You may have heard about water pollution from fracking (the production of natural gas from hydraulic fracturing), but air pollution is also on the rise from this process.
     "So much is being said in news about how this is the new clean fuel," she said. "It's not."
     Natural gas production is rapidly increasing across the country -- from Pennsylvania to Colorado. According to many public health experts, the natural and manmade chemicals released during drilling, hydraulic fracturing (or fracking) and reinjection steps are making more and more people sick. Adding to the concern are new findings showing the associated air pollution, and the dangers of exposure to very small doses of certain chemicals. Developing fetuses and young children can be the most vulnerable to these effects.
     "For children, the potential cancer risk is a serious consideration. They are more sensitive, exposed at younger ages and for longer periods of time," said Lisa McKenzie, lead researcher on the study at the Colorado School of Public Health.
     McKenzie said the results also pointed to potentially significant respiratory and neurological effects. For children, this could mean more headaches, sore throats and asthma. "Children are more sensitive to all of these pollutants, whether traditional ozone, dust or particulates caused by hydrocarbons leaking out of the wells or the diesel trucks carrying the materials," added Sonya Lunder, a senior analyst at the nonprofit Environmental Working Group, whose goal is to protect public health and the environment.
Source: Huffington Post

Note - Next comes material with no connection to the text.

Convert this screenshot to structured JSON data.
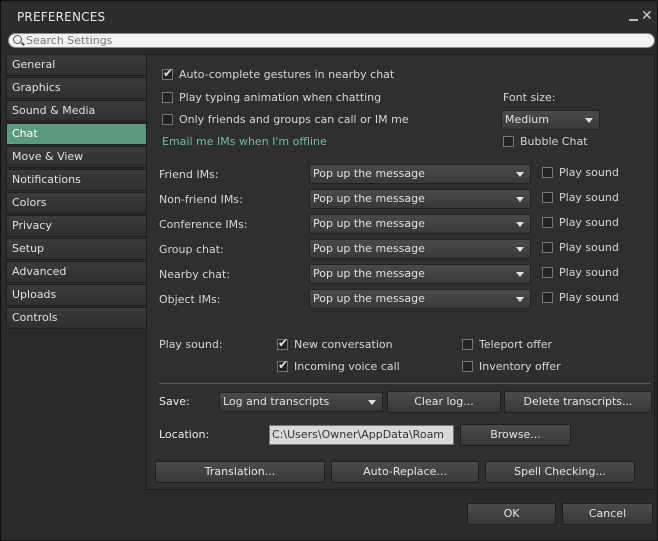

Thursday, March 22, 2012

Smog and Stokes

Factors for stroke include: predisposition for weak blood vessels, smoking, and poor air quality. Combine any of these and you have a deadly combination.

For more on how smog increases the risk of stroke, click here to see the Video.

Symptoms of stroke:
  • Numbness or weakness of face, arm or leg — especially on one side of the body
  • Confusion, trouble speaking or understanding
  • Trouble seeing in one or both eyes
  • Trouble walking, dizziness, loss of balance, poor coordination
  • Severe headache with no known cause
If you notice anyone with sudden onset of those symptoms, they should seek immediate medical attention.

The National Stroke Association recommends you do the following to reduce your risk:
  • Eat a healthful diet
  • Don’t smoke
  • Be active and exercise
  • Limit alcohol use
  • Maintain a healthy weight
  • Manage high blood pressure, diabetes and high cholesterol

Also, purify your air. The fine particles in the air are what increase the risk of stroke. Our purifiers increase the ozone, so the particles stick together, becoming larger.

Source: Press Enterprise

Tuesday, March 13, 2012

UV History

According to Good Changes Now, the history of ultraviolet light is as follows:

In 1800, a German astronomer, Fredrich William Herschel, was experimenting with passing sunlight through a glass prism. He observed that temperatures increased the more he went towards the red end of the spectrum. As a scientist he measured beyond the red end of the spectrum, naming it “ultra-red.”
A year later, Johann Wilhelm Ritter, Polish-born physicist, hearing of Herschel’s ultra-red discovery, wanted to know if light existed beyond it. At the University of Jena, Ritter did experiments using silver chloride. This light-sensitive material was used in passing different colors through a glass prism. He found an intense reaction with the silver chloride, and beyond the red end of the spectrum he found the violet light that he termed “chemical rays.” Later this light was referred to as “ultraviolet” light.
In 1877 two English scientists, W. B. Hugo Downes and Thomas Porter Blunt, discovered that sunlight kills bacteria. While doing an experiment with sugar water the part in the sun remained clear while the shaded side grew cloudy with bacteria.
Much later Marshall Ward discovered it was the ultraviolet portion that had the bacteria-killing properties.
Niels Finsen was awarded the Nobel Prize for Medicine in 1903, for his work using UV light to fight tuberculosis.
The UV-C light sterilization has the ability to kill viruses, germs, and bacteria. The lights are now at a stage that we have sizes that we can use anywhere.

Further, Public Health Reports describes how we are using UV light for germicidal purposes:

Public health concerns such as multi- and extensive drug-resistant tuberculosis, bioterrorism, pandemic influenza, and severe acute respiratory syndrome have intensified efforts to prevent transmission of infections that are completely or partially airborne using environmental controls. One such control, ultraviolet germicidal irradiation (UVGI), has received renewed interest after decades of underutilization and neglect. With renewed interest, however, come renewed questions, especially regarding efficacy and safety. There is a long history of investigations concluding that, if used properly, UVGI can be safe and highly effective in disinfecting the air, thereby preventing transmission of a variety of airborne infections. Despite this long history, many infection control professionals are not familiar with the history of UVGI and how it has, and has not, been used safely and effectively. This article reviews that history of UVGI for air disinfection, starting with its biological basis, moving to its application in the real world, and ending with its current status.